▶ [TASK STATEMENT]
Every record below is to be retyped exactly, with the pictures left out.

/---

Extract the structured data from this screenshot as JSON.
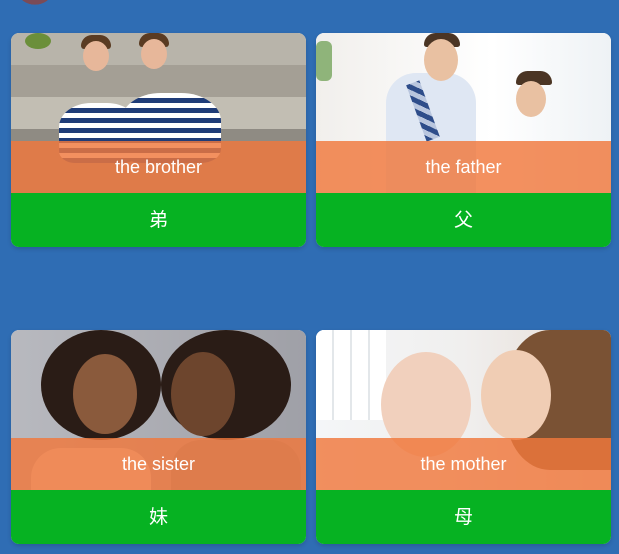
{
  "cards": [
    {
      "label": "the brother",
      "answer": "弟"
    },
    {
      "label": "the father",
      "answer": "父"
    },
    {
      "label": "the sister",
      "answer": "妹"
    },
    {
      "label": "the mother",
      "answer": "母"
    }
  ],
  "colors": {
    "background": "#2f6db4",
    "label_overlay": "#f0783c",
    "answer_bar": "#06b222"
  }
}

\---

▶ [WRITTEN ANSWER]
Extract the structured data from this screenshot as JSON.
{
  "cards": [
    {
      "label": "the brother",
      "answer": "弟"
    },
    {
      "label": "the father",
      "answer": "父"
    },
    {
      "label": "the sister",
      "answer": "妹"
    },
    {
      "label": "the mother",
      "answer": "母"
    }
  ],
  "colors": {
    "background": "#2f6db4",
    "label_overlay": "#f0783c",
    "answer_bar": "#06b222"
  }
}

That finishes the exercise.